I am a co-sponsor of SB 2404, Senate President John Cullerton’s bill that is favored by the public unions. This bill would undoubtedly pass in the House of Representatives and has already received 40 votes in the Senate. (only 30 are needed to pass a bill). Unfortunately, Speaker Madigan continues to refuse to call the bill for a vote.
The language of the new bill was just released late Sunday evening, thus, I am just now having the opportunity to review the details. While I certainly will reserve the opportunity to review the current language, I have been very consistent in my opposition to measures that aer punitive towards our retirees and those leaning towards retirement.
Thank you again for sharing your thoughtful insight and perspective.
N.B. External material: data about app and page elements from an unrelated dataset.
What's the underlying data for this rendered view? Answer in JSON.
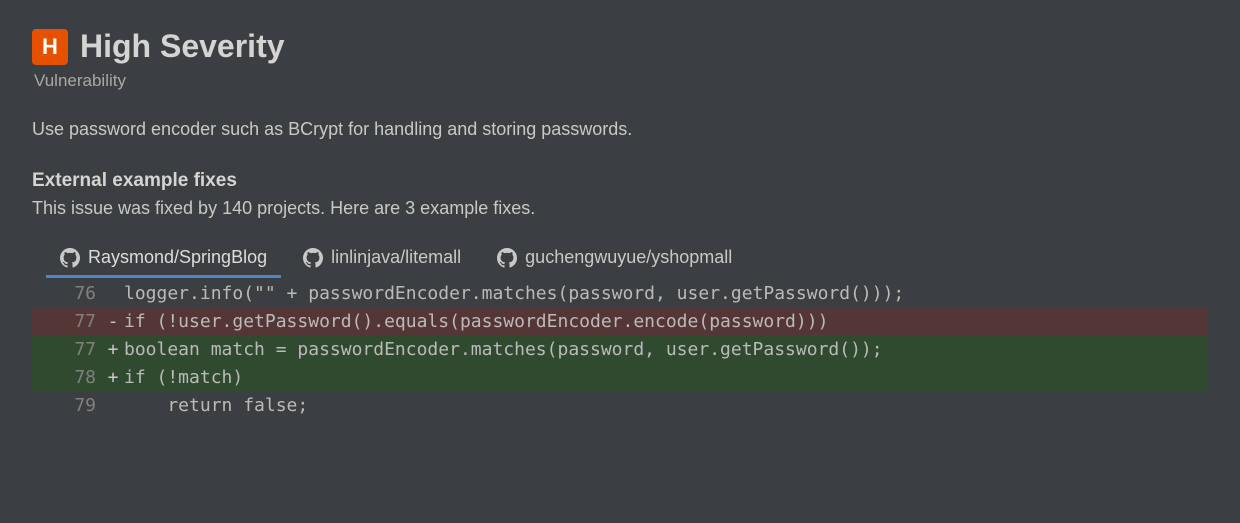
{
  "header": {
    "badge_letter": "H",
    "title": "High Severity",
    "subtitle": "Vulnerability"
  },
  "description": "Use password encoder such as BCrypt for handling and storing passwords.",
  "section": {
    "heading": "External example fixes",
    "sub": "This issue was fixed by 140 projects. Here are 3 example fixes."
  },
  "tabs": [
    {
      "label": "Raysmond/SpringBlog",
      "active": true
    },
    {
      "label": "linlinjava/litemall",
      "active": false
    },
    {
      "label": "guchengwuyue/yshopmall",
      "active": false
    }
  ],
  "diff": [
    {
      "no": "76",
      "sign": " ",
      "kind": "ctx",
      "code": "logger.info(\"\" + passwordEncoder.matches(password, user.getPassword()));"
    },
    {
      "no": "77",
      "sign": "-",
      "kind": "removed",
      "code": "if (!user.getPassword().equals(passwordEncoder.encode(password)))"
    },
    {
      "no": "77",
      "sign": "+",
      "kind": "added",
      "code": "boolean match = passwordEncoder.matches(password, user.getPassword());"
    },
    {
      "no": "78",
      "sign": "+",
      "kind": "added",
      "code": "if (!match)"
    },
    {
      "no": "79",
      "sign": " ",
      "kind": "ctx",
      "code": "    return false;"
    }
  ]
}
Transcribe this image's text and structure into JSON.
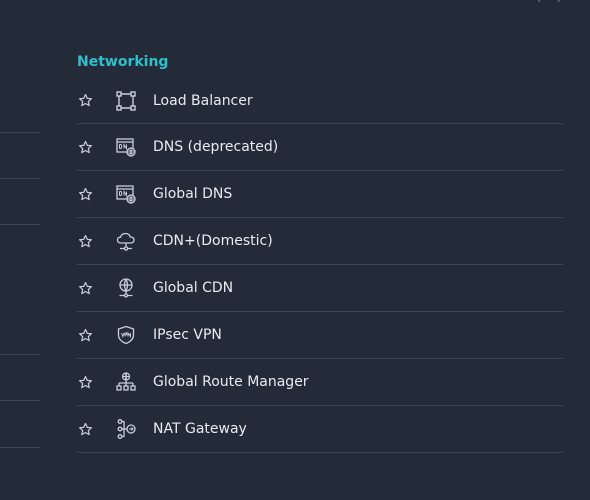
{
  "section": {
    "title": "Networking",
    "accent_color": "#2ec1cc",
    "items": [
      {
        "label": "Load Balancer",
        "icon": "load-balancer-icon",
        "favorite": false
      },
      {
        "label": "DNS (deprecated)",
        "icon": "dns-icon",
        "favorite": false
      },
      {
        "label": "Global DNS",
        "icon": "global-dns-icon",
        "favorite": false
      },
      {
        "label": "CDN+(Domestic)",
        "icon": "cloud-cdn-icon",
        "favorite": false
      },
      {
        "label": "Global CDN",
        "icon": "global-cdn-icon",
        "favorite": false
      },
      {
        "label": "IPsec VPN",
        "icon": "vpn-shield-icon",
        "favorite": false
      },
      {
        "label": "Global Route Manager",
        "icon": "route-manager-icon",
        "favorite": false
      },
      {
        "label": "NAT Gateway",
        "icon": "nat-gateway-icon",
        "favorite": false
      }
    ]
  }
}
State Representative – District 104
Thank you for your email regarding the latest proposal to reform our pension systems. I’ve not had the chance to review the bill, however, I’ve certainly made note of where you stand on the issue. Should this matter come up for a vote, I will certainly take your views into consideration.
Thank you again for taking the time to reach out. Please don’t hesitate to contact me again.
State Representative – District 65
Thank you for contacting me, I look forward to hearing the opinions of constituents. I will vote to keep the benefits that were constitutionally promised to you.
Also, thank you for your service to our community. I appreciate your correspondence, and if there is ever a time I can be of help to you, please do not hesitate to contact my office.
Thank you to the hundreds of you who have written or called in the last few days to express your opinions on pension reform. I have read each email, listened to each message and spoken with many of you.
By this point, I had hoped to be able to update you on a finalized pension reform proposal. However, despite the various summaries and soundbites that have been made available, no actual legislation is yet available for review. Below is some information based on what we know at this point. <snip> <explanation of pension history, etc.>
When the pension legislation is finally available for review, I will analyze it carefully with all of your thoughtful comments in mind. While I cannot promise to make everyone happy on this contentious issue, I can promise to cast a vote that reflects both a thorough understanding of the bill’s implications and a commitment to putting Illinois on the right path.
Please continue to write and call our office. Your thoughts and comments are appreciated and a crucial part of our democracy. Thank you for the privilege of representing you.